For decades, microbiologists thought that bacteria act individually, unaware of their multitudinous counterparts involved in causing the same infection. In the past two decades, however, they have discovered that many species of bacteria ‘communicate’. In fact, bacteria can signal to each other that their numbers are sufficient to launch a coordinated attack.
Owing to the relative newness of this research area, few of these cell-to-cell signaling systems, known as quorum sensing, have been described. Now, by working with Burkholderia cenocepacia, an opportunistic pathogen that infects cystic fibrosis patients, a research team led by Lian-Hui Zhang from the A*STAR Institute of Molecular and Cell Biology (IMCB) has described a previously unknown quorum-sensing system that is present in many human bacterial pathogens.
Many types of individual bacterial cells send and receive ‘messages’ via chemical signals called quorum-sensing (QS) molecules. When concentrations of QS molecules reach a threshold, individual bacterial cells simultaneously activate their virulence genes. By identifying the signaling molecules and decoding these communications, researchers may also be able to reduce bacterial virulence by interrupting these conversations. Such treatments could provide an alternative to antibiotics.
For the QS molecule of B. cenocepacia, BDSF, Zhang and his co-workers identified a novel receptor, RpfR. The researchers produced mutant bacteria that lacked either the receptor RpfR, or the capacity to produce the signal BDSF. Both types of mutant bacteria showed decreased motility, produced fewer host-degrading enzymes, and were less able to form biofilms — bacterial aggregates encased in slime — indicating that BDSF and RpfR act together to send and receive the virulence signal.
Zhang and his co-workers also showed that, unlike other QS receptors, RpfR is a multitasking molecule. In other systems, after the receptor binds the QS molecule, it recruits another molecule to perform the next step in the signaling cascade and trigger gene expression. In the quorum-sensing system of B. cenocepacia, however, RpfR binds BDSF, then changes shape and performs the next step itself. Combining the two functions in a single molecule expedites the signaling process, and enables bacteria to adapt very quickly to changing environmental conditions.
The team’s search of known bacterial genomes showed that the system is present in many other pathogenic bacteria, including several groups that produce opportunistic infections in immune-compromised patients. “We would like to design chemical compounds to block the BDSF receptor, to compete with BDSF signals and reduce the virulence and pathogenicity of B. cenocepacia,” says IMCB team member Yinyue Deng.

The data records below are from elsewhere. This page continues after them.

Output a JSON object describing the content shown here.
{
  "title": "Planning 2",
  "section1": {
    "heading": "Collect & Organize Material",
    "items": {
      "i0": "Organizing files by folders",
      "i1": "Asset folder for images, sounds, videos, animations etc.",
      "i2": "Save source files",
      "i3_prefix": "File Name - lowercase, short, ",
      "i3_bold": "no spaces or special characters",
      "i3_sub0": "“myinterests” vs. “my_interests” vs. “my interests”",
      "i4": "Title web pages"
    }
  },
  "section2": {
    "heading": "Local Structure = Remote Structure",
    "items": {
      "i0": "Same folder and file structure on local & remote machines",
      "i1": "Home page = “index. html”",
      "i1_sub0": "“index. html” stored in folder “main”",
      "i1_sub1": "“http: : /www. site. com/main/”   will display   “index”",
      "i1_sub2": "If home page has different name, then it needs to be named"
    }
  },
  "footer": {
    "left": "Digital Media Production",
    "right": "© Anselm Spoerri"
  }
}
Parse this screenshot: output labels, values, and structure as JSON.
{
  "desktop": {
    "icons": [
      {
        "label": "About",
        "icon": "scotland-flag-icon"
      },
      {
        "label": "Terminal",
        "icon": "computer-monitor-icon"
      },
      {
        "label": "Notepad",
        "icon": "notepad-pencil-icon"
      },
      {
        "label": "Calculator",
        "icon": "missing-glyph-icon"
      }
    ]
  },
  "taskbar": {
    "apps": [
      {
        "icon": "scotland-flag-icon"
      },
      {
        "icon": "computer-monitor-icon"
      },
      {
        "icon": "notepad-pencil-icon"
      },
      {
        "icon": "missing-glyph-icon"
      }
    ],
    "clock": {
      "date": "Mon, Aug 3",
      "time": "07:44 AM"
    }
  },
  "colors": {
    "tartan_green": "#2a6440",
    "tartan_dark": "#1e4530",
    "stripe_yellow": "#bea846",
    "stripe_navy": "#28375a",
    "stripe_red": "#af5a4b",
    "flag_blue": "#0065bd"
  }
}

The A*STAR‐affiliated researchers contributing to this research are from the Institute of Molecular and Cell Biology.